“Given our ownership levels, we have virtually no ability to impact market rent trends,” Blackstone said in March in an online question and answer session responding to criticism. “Rents are going up because there is significantly less supply of housing across the globe than demand for it.”
Private equity investors in the US started buying up single-family homes following the 2008 subprime mortgage crisis and ensuing recession, said Barrett of the Canadian Urban Institute. But the trend did not catch on to nearly the same degree in Canada.
Since then, corporate landlords have acquired an estimated 350,000 homes, according to testimony heard by the US House financial services committee on June 28 probing affordability challenges and private equity.
In the US, institutional investors now own an estimated 350,000 houses, according to congressional testimony, and the share is increasing. (Graeme Roy/The Canadian Press)
By 2030, investors could control as much as 40 per cent of the US rental home market, according to data cited by PERE, an industry journal.
Aside from fears about deep-pocketed financiers out-competing regular people to buy homes, tenants renting from big investors have faced a slew of problems, said Madeline Bankson, a researcher with the Private Equity Stakeholder Project, a US-based advocacy group.

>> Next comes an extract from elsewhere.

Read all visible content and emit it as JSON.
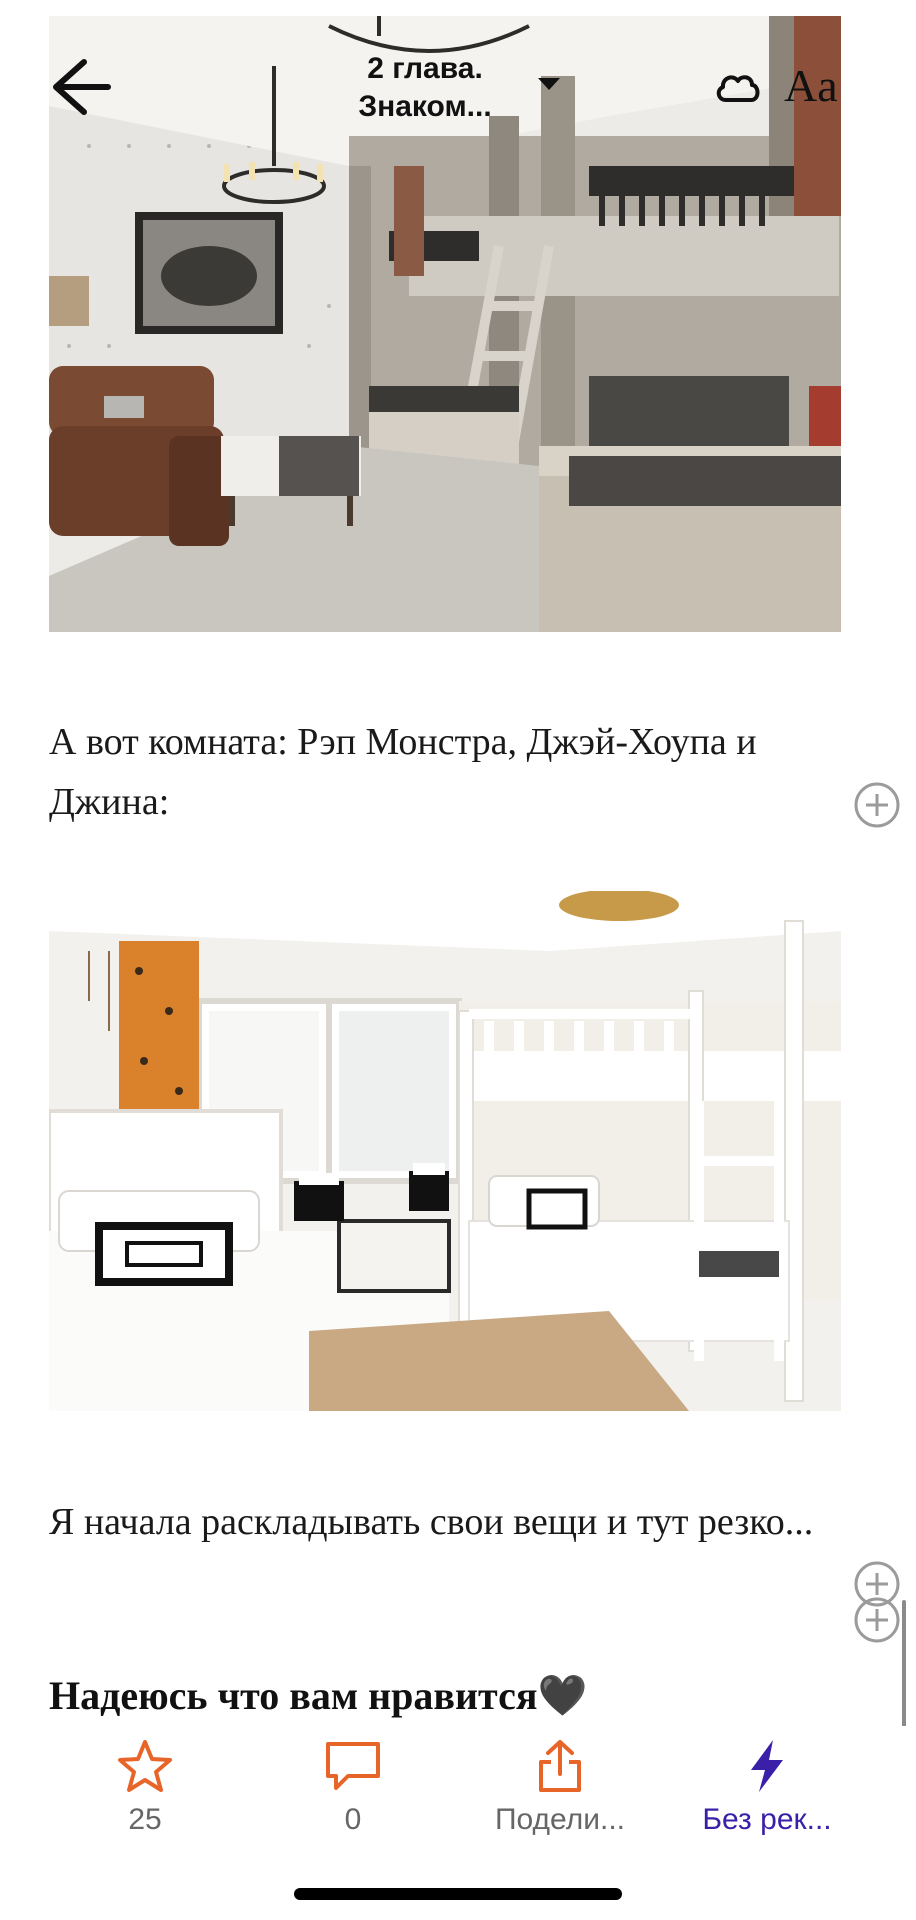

Poor maintenance, broken air conditioners in the sweltering US south, a lack of garbage collection, mould, exorbitant charges for late payments, and no one to respond when things break, are among the problems tenants in houses owned by large investors have reported to advocates .
“The model is: increase revenues, decrease costs,” Bankson said.
Fears of a ‘perfect storm’
Unlike average people who usually require a mortgage to purchase a home, equity investors typically buy with cash, meaning they are more insulated from rising interest rates than individuals. Blackstone, for instance, boasts $941 billion US under management.
ReMax’s Christopher Alexander, who closely tracks Canada’s market, worries a “perfect storm” could be on the horizon post-2024, as population growth continues and supply chain challenges hit plans for new construction.
Aside from fears investment firms can out-competing regular people to buy homes, tenants renting from big investors have faced a slew of problems, according to one housing researcher. (Evan Mitsui/CBC)
The rising US dollar compared to Canada’s currency also makes Canadian housing more attractive for foreign equity investors, Alexander said.
“They see we have tight supply and no real solution to it through building; we can’t keep pace, and they see a good climate for long-term appreciation,” he said.
“Investors aren’t thinking about raising their families there; it’s much more mathematical and numbers focused. If you are buying a home to live in, it’s emotional.”